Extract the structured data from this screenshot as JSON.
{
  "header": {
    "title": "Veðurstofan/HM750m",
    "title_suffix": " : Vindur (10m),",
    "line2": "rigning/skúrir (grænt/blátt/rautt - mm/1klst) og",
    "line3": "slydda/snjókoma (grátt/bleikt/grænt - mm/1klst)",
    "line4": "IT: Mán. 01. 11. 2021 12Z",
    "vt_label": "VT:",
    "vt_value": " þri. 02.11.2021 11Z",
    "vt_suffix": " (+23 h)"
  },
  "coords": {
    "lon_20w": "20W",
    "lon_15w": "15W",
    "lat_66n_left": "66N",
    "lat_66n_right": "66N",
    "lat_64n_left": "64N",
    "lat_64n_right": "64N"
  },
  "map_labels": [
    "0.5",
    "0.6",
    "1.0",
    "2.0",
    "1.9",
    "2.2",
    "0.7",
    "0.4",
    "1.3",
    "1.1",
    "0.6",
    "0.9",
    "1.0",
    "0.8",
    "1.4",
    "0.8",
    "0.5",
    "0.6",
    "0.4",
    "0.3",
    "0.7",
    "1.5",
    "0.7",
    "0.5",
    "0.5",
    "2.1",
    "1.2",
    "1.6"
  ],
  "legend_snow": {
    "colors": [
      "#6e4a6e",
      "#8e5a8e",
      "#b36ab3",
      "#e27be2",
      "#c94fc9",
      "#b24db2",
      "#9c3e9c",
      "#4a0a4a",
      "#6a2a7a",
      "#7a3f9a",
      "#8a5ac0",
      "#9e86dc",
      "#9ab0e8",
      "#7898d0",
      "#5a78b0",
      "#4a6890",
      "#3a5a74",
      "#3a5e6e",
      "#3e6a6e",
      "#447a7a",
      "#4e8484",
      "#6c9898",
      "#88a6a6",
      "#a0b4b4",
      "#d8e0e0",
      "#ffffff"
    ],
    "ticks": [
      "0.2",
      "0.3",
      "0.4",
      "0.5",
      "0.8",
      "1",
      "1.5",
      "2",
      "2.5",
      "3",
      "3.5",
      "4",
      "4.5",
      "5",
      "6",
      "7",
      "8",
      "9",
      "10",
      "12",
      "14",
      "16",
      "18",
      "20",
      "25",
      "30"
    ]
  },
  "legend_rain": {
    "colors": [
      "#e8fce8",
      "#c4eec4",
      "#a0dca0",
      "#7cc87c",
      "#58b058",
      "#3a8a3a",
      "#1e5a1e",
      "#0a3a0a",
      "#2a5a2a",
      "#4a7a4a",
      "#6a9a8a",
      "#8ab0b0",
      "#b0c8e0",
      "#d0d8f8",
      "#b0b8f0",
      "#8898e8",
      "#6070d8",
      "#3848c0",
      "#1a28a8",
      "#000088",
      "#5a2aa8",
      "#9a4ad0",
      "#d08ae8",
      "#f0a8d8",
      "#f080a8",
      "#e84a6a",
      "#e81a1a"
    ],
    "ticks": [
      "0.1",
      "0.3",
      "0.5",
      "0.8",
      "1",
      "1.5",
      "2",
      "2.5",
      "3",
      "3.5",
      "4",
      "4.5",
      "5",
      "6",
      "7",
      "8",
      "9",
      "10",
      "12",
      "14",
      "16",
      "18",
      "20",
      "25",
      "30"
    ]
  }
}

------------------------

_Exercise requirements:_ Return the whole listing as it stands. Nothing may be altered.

_Result of this exercise:_
Extract the structured data from this screenshot as JSON.
{
  "header": {
    "title": "Veðurstofan/HM750m",
    "title_suffix": " : Vindur (10m),",
    "line2": "rigning/skúrir (grænt/blátt/rautt - mm/1klst) og",
    "line3": "slydda/snjókoma (grátt/bleikt/grænt - mm/1klst)",
    "line4": "IT: Mán. 01. 11. 2021 12Z",
    "vt_label": "VT:",
    "vt_value": " þri. 02.11.2021 11Z",
    "vt_suffix": " (+23 h)"
  },
  "coords": {
    "lon_20w": "20W",
    "lon_15w": "15W",
    "lat_66n_left": "66N",
    "lat_66n_right": "66N",
    "lat_64n_left": "64N",
    "lat_64n_right": "64N"
  },
  "map_labels": [
    "0.5",
    "0.6",
    "1.0",
    "2.0",
    "1.9",
    "2.2",
    "0.7",
    "0.4",
    "1.3",
    "1.1",
    "0.6",
    "0.9",
    "1.0",
    "0.8",
    "1.4",
    "0.8",
    "0.5",
    "0.6",
    "0.4",
    "0.3",
    "0.7",
    "1.5",
    "0.7",
    "0.5",
    "0.5",
    "2.1",
    "1.2",
    "1.6"
  ],
  "legend_snow": {
    "colors": [
      "#6e4a6e",
      "#8e5a8e",
      "#b36ab3",
      "#e27be2",
      "#c94fc9",
      "#b24db2",
      "#9c3e9c",
      "#4a0a4a",
      "#6a2a7a",
      "#7a3f9a",
      "#8a5ac0",
      "#9e86dc",
      "#9ab0e8",
      "#7898d0",
      "#5a78b0",
      "#4a6890",
      "#3a5a74",
      "#3a5e6e",
      "#3e6a6e",
      "#447a7a",
      "#4e8484",
      "#6c9898",
      "#88a6a6",
      "#a0b4b4",
      "#d8e0e0",
      "#ffffff"
    ],
    "ticks": [
      "0.2",
      "0.3",
      "0.4",
      "0.5",
      "0.8",
      "1",
      "1.5",
      "2",
      "2.5",
      "3",
      "3.5",
      "4",
      "4.5",
      "5",
      "6",
      "7",
      "8",
      "9",
      "10",
      "12",
      "14",
      "16",
      "18",
      "20",
      "25",
      "30"
    ]
  },
  "legend_rain": {
    "colors": [
      "#e8fce8",
      "#c4eec4",
      "#a0dca0",
      "#7cc87c",
      "#58b058",
      "#3a8a3a",
      "#1e5a1e",
      "#0a3a0a",
      "#2a5a2a",
      "#4a7a4a",
      "#6a9a8a",
      "#8ab0b0",
      "#b0c8e0",
      "#d0d8f8",
      "#b0b8f0",
      "#8898e8",
      "#6070d8",
      "#3848c0",
      "#1a28a8",
      "#000088",
      "#5a2aa8",
      "#9a4ad0",
      "#d08ae8",
      "#f0a8d8",
      "#f080a8",
      "#e84a6a",
      "#e81a1a"
    ],
    "ticks": [
      "0.1",
      "0.3",
      "0.5",
      "0.8",
      "1",
      "1.5",
      "2",
      "2.5",
      "3",
      "3.5",
      "4",
      "4.5",
      "5",
      "6",
      "7",
      "8",
      "9",
      "10",
      "12",
      "14",
      "16",
      "18",
      "20",
      "25",
      "30"
    ]
  }
}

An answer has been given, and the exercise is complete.